* _YOUR TASK_
Drop the pictures and repeat the remaining data exactly.

* _EXTRACTED MATERIAL_
* * * *
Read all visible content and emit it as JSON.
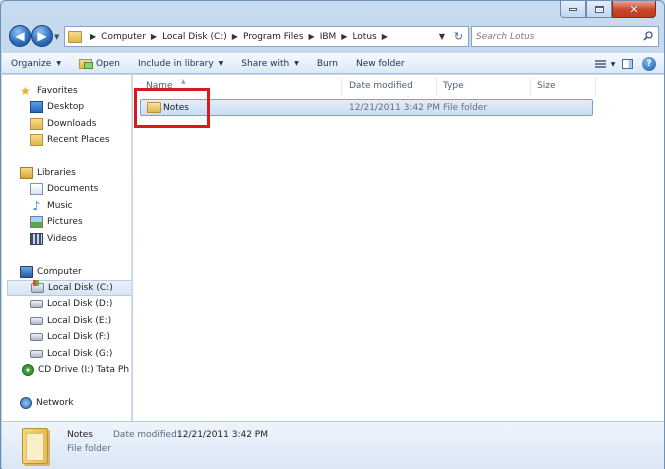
{
  "breadcrumbs": [
    "Computer",
    "Local Disk (C:)",
    "Program Files",
    "IBM",
    "Lotus"
  ],
  "search": {
    "placeholder": "Search Lotus"
  },
  "toolbar": {
    "organize": "Organize",
    "open": "Open",
    "include": "Include in library",
    "share": "Share with",
    "burn": "Burn",
    "new_folder": "New folder"
  },
  "nav": {
    "favorites": {
      "label": "Favorites",
      "items": [
        "Desktop",
        "Downloads",
        "Recent Places"
      ]
    },
    "libraries": {
      "label": "Libraries",
      "items": [
        "Documents",
        "Music",
        "Pictures",
        "Videos"
      ]
    },
    "computer": {
      "label": "Computer",
      "items": [
        "Local Disk (C:)",
        "Local Disk (D:)",
        "Local Disk (E:)",
        "Local Disk (F:)",
        "Local Disk (G:)",
        "CD Drive (I:) Tata Ph"
      ],
      "selected": "Local Disk (C:)"
    },
    "network": {
      "label": "Network"
    }
  },
  "columns": {
    "name": "Name",
    "date": "Date modified",
    "type": "Type",
    "size": "Size"
  },
  "files": [
    {
      "name": "Notes",
      "date": "12/21/2011 3:42 PM",
      "type": "File folder",
      "size": ""
    }
  ],
  "details": {
    "name": "Notes",
    "date_label": "Date modified:",
    "date": "12/21/2011 3:42 PM",
    "type": "File folder"
  },
  "colors": {
    "highlight": "#d9191e",
    "selection": "#c9ddf6",
    "accent": "#2a6bbd"
  },
  "icons": [
    "back-arrow-icon",
    "forward-arrow-icon",
    "folder-icon",
    "refresh-icon",
    "search-icon",
    "views-icon",
    "preview-pane-icon",
    "help-icon",
    "star-icon",
    "drive-icon",
    "network-icon"
  ]
}
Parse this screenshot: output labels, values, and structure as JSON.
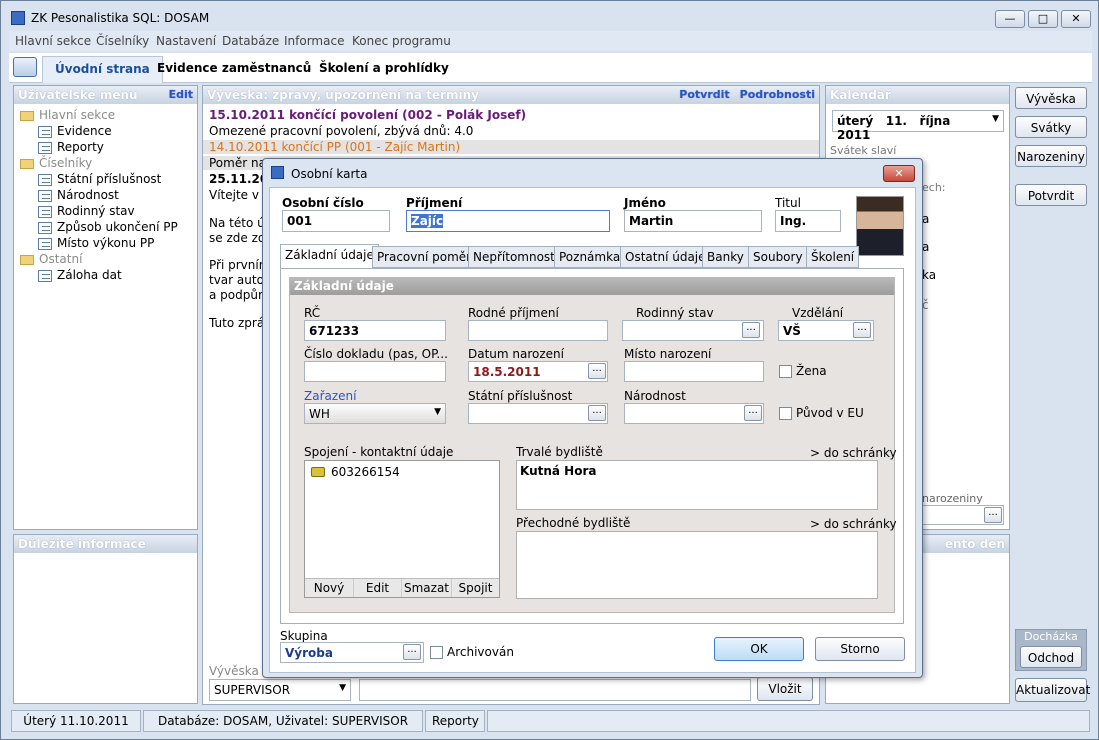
{
  "window": {
    "title": "ZK Pesonalistika SQL: DOSAM"
  },
  "menu": [
    "Hlavní sekce",
    "Číselníky",
    "Nastavení",
    "Databáze",
    "Informace",
    "Konec programu"
  ],
  "main_tabs": [
    "Úvodní strana",
    "Evidence zaměstnanců",
    "Školení a prohlídky"
  ],
  "user_menu": {
    "title": "Uživatelské menu",
    "edit": "Edit",
    "items": [
      {
        "label": "Hlavní sekce",
        "level": 0,
        "icon": "folder-icon"
      },
      {
        "label": "Evidence",
        "level": 1,
        "icon": "document-icon"
      },
      {
        "label": "Reporty",
        "level": 1,
        "icon": "document-icon"
      },
      {
        "label": "Číselníky",
        "level": 0,
        "icon": "folder-icon"
      },
      {
        "label": "Státní příslušnost",
        "level": 1,
        "icon": "document-icon"
      },
      {
        "label": "Národnost",
        "level": 1,
        "icon": "document-icon"
      },
      {
        "label": "Rodinný stav",
        "level": 1,
        "icon": "document-icon"
      },
      {
        "label": "Způsob ukončení PP",
        "level": 1,
        "icon": "document-icon"
      },
      {
        "label": "Místo výkonu PP",
        "level": 1,
        "icon": "document-icon"
      },
      {
        "label": "Ostatní",
        "level": 0,
        "icon": "folder-icon"
      },
      {
        "label": "Záloha dat",
        "level": 1,
        "icon": "document-icon"
      }
    ],
    "important_title": "Důležité informace"
  },
  "board": {
    "title": "Vývěska: zprávy, upozornění na termíny",
    "confirm": "Potvrdit",
    "details": "Podrobnosti",
    "lines": [
      {
        "text": "15.10.2011 končící povolení (002 - Polák Josef)",
        "style": "purple"
      },
      {
        "text": "Omezené pracovní povolení, zbývá dnů: 4.0",
        "style": "plain"
      },
      {
        "text": "14.10.2011 končící PP (001 - Zajíc Martin)",
        "style": "orange"
      },
      {
        "text": "Poměr na",
        "style": "plain"
      },
      {
        "text": "25.11.20",
        "style": "bold"
      },
      {
        "text": "Vítejte v",
        "style": "plain"
      },
      {
        "text": "",
        "style": "plain"
      },
      {
        "text": "Na této ú",
        "style": "plain"
      },
      {
        "text": "se zde zo",
        "style": "plain"
      },
      {
        "text": "",
        "style": "plain"
      },
      {
        "text": "Při prvním",
        "style": "plain"
      },
      {
        "text": "tvar auto",
        "style": "plain"
      },
      {
        "text": "a podpůr",
        "style": "plain"
      },
      {
        "text": "",
        "style": "plain"
      },
      {
        "text": "Tuto zprá",
        "style": "plain"
      }
    ],
    "footer_label": "Vývěska p",
    "user_select": "SUPERVISOR",
    "post_button": "Vložit"
  },
  "calendar": {
    "title": "Kalendář",
    "day": "úterý",
    "date": "11.",
    "month": "října",
    "year": "2011",
    "holiday_label": "Svátek slaví",
    "fragment_1": "ech:",
    "fragment_2": "a",
    "fragment_3": "a",
    "fragment_4": "ka",
    "fragment_5": "č",
    "birthdays_label": "narozeniny",
    "today_head": "ento den"
  },
  "right_buttons": [
    "Vývěska",
    "Svátky",
    "Narozeniny",
    "Potvrdit"
  ],
  "attendance": {
    "title": "Docházka",
    "leave": "Odchod"
  },
  "refresh_button": "Aktualizovat",
  "dialog": {
    "title": "Osobní karta",
    "personal_number_label": "Osobní číslo",
    "personal_number": "001",
    "surname_label": "Příjmení",
    "surname": "Zajíc",
    "name_label": "Jméno",
    "name": "Martin",
    "title_label": "Titul",
    "title_value": "Ing.",
    "tabs": [
      "Základní údaje",
      "Pracovní poměr",
      "Nepřítomnost",
      "Poznámka",
      "Ostatní údaje",
      "Banky",
      "Soubory",
      "Školení"
    ],
    "section_title": "Základní údaje",
    "fields": {
      "rc_label": "RČ",
      "rc": "671233",
      "birth_surname_label": "Rodné příjmení",
      "birth_surname": "",
      "marital_label": "Rodinný stav",
      "marital": "",
      "education_label": "Vzdělání",
      "education": "VŠ",
      "doc_label": "Číslo dokladu (pas, OP...",
      "doc": "",
      "birth_date_label": "Datum narození",
      "birth_date": "18.5.2011",
      "birth_place_label": "Místo narození",
      "birth_place": "",
      "woman_label": "Žena",
      "assignment_label": "Zařazení",
      "assignment": "WH",
      "citizenship_label": "Státní příslušnost",
      "citizenship": "",
      "nationality_label": "Národnost",
      "nationality": "",
      "eu_label": "Původ v EU"
    },
    "contacts": {
      "label": "Spojení -  kontaktní údaje",
      "items": [
        "603266154"
      ],
      "buttons": [
        "Nový",
        "Edit",
        "Smazat",
        "Spojit"
      ]
    },
    "permanent_label": "Trvalé bydliště",
    "permanent_link": "> do schránky",
    "permanent_value": "Kutná Hora",
    "temporary_label": "Přechodné bydliště",
    "temporary_link": "> do schránky",
    "temporary_value": "",
    "group_label": "Skupina",
    "group_value": "Výroba",
    "archived_label": "Archivován",
    "ok": "OK",
    "cancel": "Storno"
  },
  "status": {
    "date": "Úterý 11.10.2011",
    "db": "Databáze: DOSAM, Uživatel: SUPERVISOR",
    "section": "Reporty"
  },
  "colors": {
    "accent": "#1b4f9c",
    "purple": "#6a1b7a",
    "orange": "#d9751a",
    "link": "#2a55c8"
  }
}
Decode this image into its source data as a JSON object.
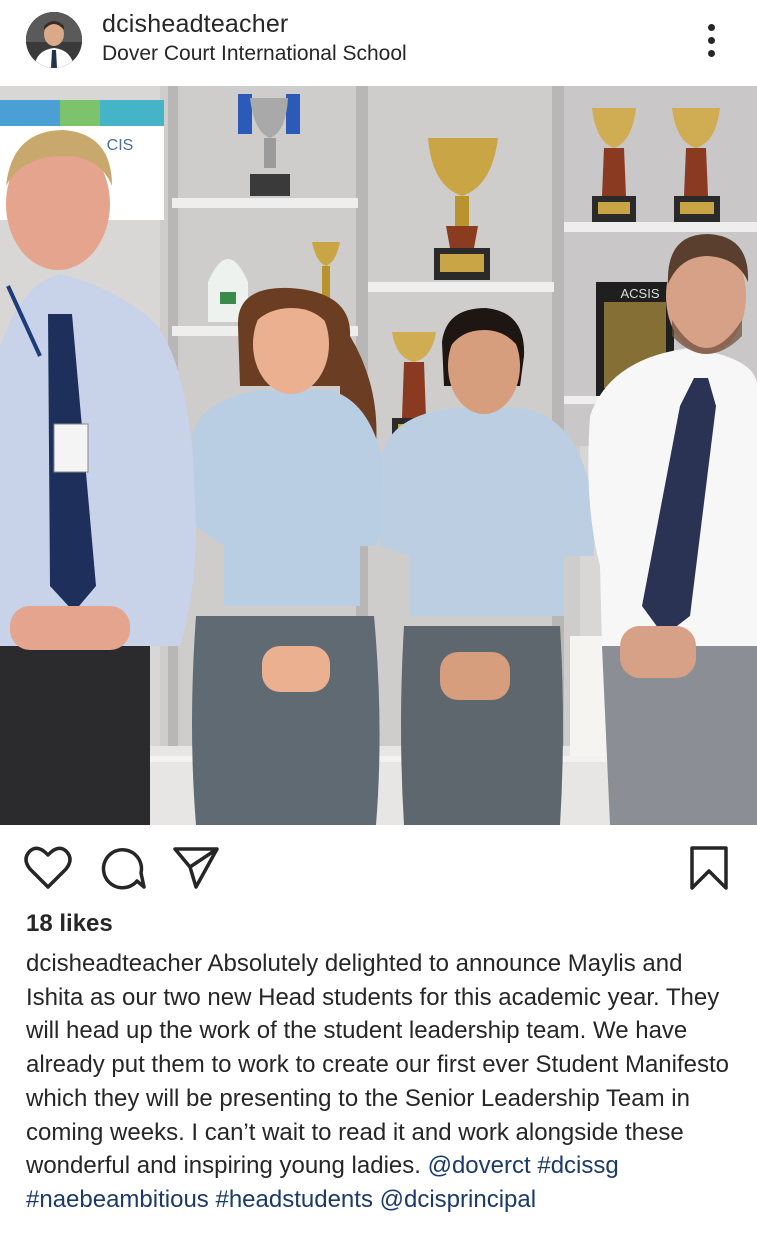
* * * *
* _SOLUTION TO THIS EXERCISE_
Read all visible content and emit it as JSON.
{
  "breadcrumbs": [
    "Computer",
    "Local Disk (C:)",
    "Program Files",
    "IBM",
    "Lotus"
  ],
  "search": {
    "placeholder": "Search Lotus"
  },
  "toolbar": {
    "organize": "Organize",
    "open": "Open",
    "include": "Include in library",
    "share": "Share with",
    "burn": "Burn",
    "new_folder": "New folder"
  },
  "nav": {
    "favorites": {
      "label": "Favorites",
      "items": [
        "Desktop",
        "Downloads",
        "Recent Places"
      ]
    },
    "libraries": {
      "label": "Libraries",
      "items": [
        "Documents",
        "Music",
        "Pictures",
        "Videos"
      ]
    },
    "computer": {
      "label": "Computer",
      "items": [
        "Local Disk (C:)",
        "Local Disk (D:)",
        "Local Disk (E:)",
        "Local Disk (F:)",
        "Local Disk (G:)",
        "CD Drive (I:) Tata Ph"
      ],
      "selected": "Local Disk (C:)"
    },
    "network": {
      "label": "Network"
    }
  },
  "columns": {
    "name": "Name",
    "date": "Date modified",
    "type": "Type",
    "size": "Size"
  },
  "files": [
    {
      "name": "Notes",
      "date": "12/21/2011 3:42 PM",
      "type": "File folder",
      "size": ""
    }
  ],
  "details": {
    "name": "Notes",
    "date_label": "Date modified:",
    "date": "12/21/2011 3:42 PM",
    "type": "File folder"
  },
  "colors": {
    "highlight": "#d9191e",
    "selection": "#c9ddf6",
    "accent": "#2a6bbd"
  },
  "icons": [
    "back-arrow-icon",
    "forward-arrow-icon",
    "folder-icon",
    "refresh-icon",
    "search-icon",
    "views-icon",
    "preview-pane-icon",
    "help-icon",
    "star-icon",
    "drive-icon",
    "network-icon"
  ]
}
Parse this screenshot: output labels, values, and structure as JSON.
{
  "window": {
    "title": "ZK Pesonalistika SQL: DOSAM"
  },
  "menu": [
    "Hlavní sekce",
    "Číselníky",
    "Nastavení",
    "Databáze",
    "Informace",
    "Konec programu"
  ],
  "main_tabs": [
    "Úvodní strana",
    "Evidence zaměstnanců",
    "Školení a prohlídky"
  ],
  "user_menu": {
    "title": "Uživatelské menu",
    "edit": "Edit",
    "items": [
      {
        "label": "Hlavní sekce",
        "level": 0,
        "icon": "folder-icon"
      },
      {
        "label": "Evidence",
        "level": 1,
        "icon": "document-icon"
      },
      {
        "label": "Reporty",
        "level": 1,
        "icon": "document-icon"
      },
      {
        "label": "Číselníky",
        "level": 0,
        "icon": "folder-icon"
      },
      {
        "label": "Státní příslušnost",
        "level": 1,
        "icon": "document-icon"
      },
      {
        "label": "Národnost",
        "level": 1,
        "icon": "document-icon"
      },
      {
        "label": "Rodinný stav",
        "level": 1,
        "icon": "document-icon"
      },
      {
        "label": "Způsob ukončení PP",
        "level": 1,
        "icon": "document-icon"
      },
      {
        "label": "Místo výkonu PP",
        "level": 1,
        "icon": "document-icon"
      },
      {
        "label": "Ostatní",
        "level": 0,
        "icon": "folder-icon"
      },
      {
        "label": "Záloha dat",
        "level": 1,
        "icon": "document-icon"
      }
    ],
    "important_title": "Důležité informace"
  },
  "board": {
    "title": "Vývěska: zprávy, upozornění na termíny",
    "confirm": "Potvrdit",
    "details": "Podrobnosti",
    "lines": [
      {
        "text": "15.10.2011 končící povolení (002 - Polák Josef)",
        "style": "purple"
      },
      {
        "text": "Omezené pracovní povolení, zbývá dnů: 4.0",
        "style": "plain"
      },
      {
        "text": "14.10.2011 končící PP (001 - Zajíc Martin)",
        "style": "orange"
      },
      {
        "text": "Poměr na",
        "style": "plain"
      },
      {
        "text": "25.11.20",
        "style": "bold"
      },
      {
        "text": "Vítejte v",
        "style": "plain"
      },
      {
        "text": "",
        "style": "plain"
      },
      {
        "text": "Na této ú",
        "style": "plain"
      },
      {
        "text": "se zde zo",
        "style": "plain"
      },
      {
        "text": "",
        "style": "plain"
      },
      {
        "text": "Při prvním",
        "style": "plain"
      },
      {
        "text": "tvar auto",
        "style": "plain"
      },
      {
        "text": "a podpůr",
        "style": "plain"
      },
      {
        "text": "",
        "style": "plain"
      },
      {
        "text": "Tuto zprá",
        "style": "plain"
      }
    ],
    "footer_label": "Vývěska p",
    "user_select": "SUPERVISOR",
    "post_button": "Vložit"
  },
  "calendar": {
    "title": "Kalendář",
    "day": "úterý",
    "date": "11.",
    "month": "října",
    "year": "2011",
    "holiday_label": "Svátek slaví",
    "fragment_1": "ech:",
    "fragment_2": "a",
    "fragment_3": "a",
    "fragment_4": "ka",
    "fragment_5": "č",
    "birthdays_label": "narozeniny",
    "today_head": "ento den"
  },
  "right_buttons": [
    "Vývěska",
    "Svátky",
    "Narozeniny",
    "Potvrdit"
  ],
  "attendance": {
    "title": "Docházka",
    "leave": "Odchod"
  },
  "refresh_button": "Aktualizovat",
  "dialog": {
    "title": "Osobní karta",
    "personal_number_label": "Osobní číslo",
    "personal_number": "001",
    "surname_label": "Příjmení",
    "surname": "Zajíc",
    "name_label": "Jméno",
    "name": "Martin",
    "title_label": "Titul",
    "title_value": "Ing.",
    "tabs": [
      "Základní údaje",
      "Pracovní poměr",
      "Nepřítomnost",
      "Poznámka",
      "Ostatní údaje",
      "Banky",
      "Soubory",
      "Školení"
    ],
    "section_title": "Základní údaje",
    "fields": {
      "rc_label": "RČ",
      "rc": "671233",
      "birth_surname_label": "Rodné příjmení",
      "birth_surname": "",
      "marital_label": "Rodinný stav",
      "marital": "",
      "education_label": "Vzdělání",
      "education": "VŠ",
      "doc_label": "Číslo dokladu (pas, OP...",
      "doc": "",
      "birth_date_label": "Datum narození",
      "birth_date": "18.5.2011",
      "birth_place_label": "Místo narození",
      "birth_place": "",
      "woman_label": "Žena",
      "assignment_label": "Zařazení",
      "assignment": "WH",
      "citizenship_label": "Státní příslušnost",
      "citizenship": "",
      "nationality_label": "Národnost",
      "nationality": "",
      "eu_label": "Původ v EU"
    },
    "contacts": {
      "label": "Spojení -  kontaktní údaje",
      "items": [
        "603266154"
      ],
      "buttons": [
        "Nový",
        "Edit",
        "Smazat",
        "Spojit"
      ]
    },
    "permanent_label": "Trvalé bydliště",
    "permanent_link": "> do schránky",
    "permanent_value": "Kutná Hora",
    "temporary_label": "Přechodné bydliště",
    "temporary_link": "> do schránky",
    "temporary_value": "",
    "group_label": "Skupina",
    "group_value": "Výroba",
    "archived_label": "Archivován",
    "ok": "OK",
    "cancel": "Storno"
  },
  "status": {
    "date": "Úterý 11.10.2011",
    "db": "Databáze: DOSAM, Uživatel: SUPERVISOR",
    "section": "Reporty"
  },
  "colors": {
    "accent": "#1b4f9c",
    "purple": "#6a1b7a",
    "orange": "#d9751a",
    "link": "#2a55c8"
  }
}
Decode this image into its source data as a JSON object.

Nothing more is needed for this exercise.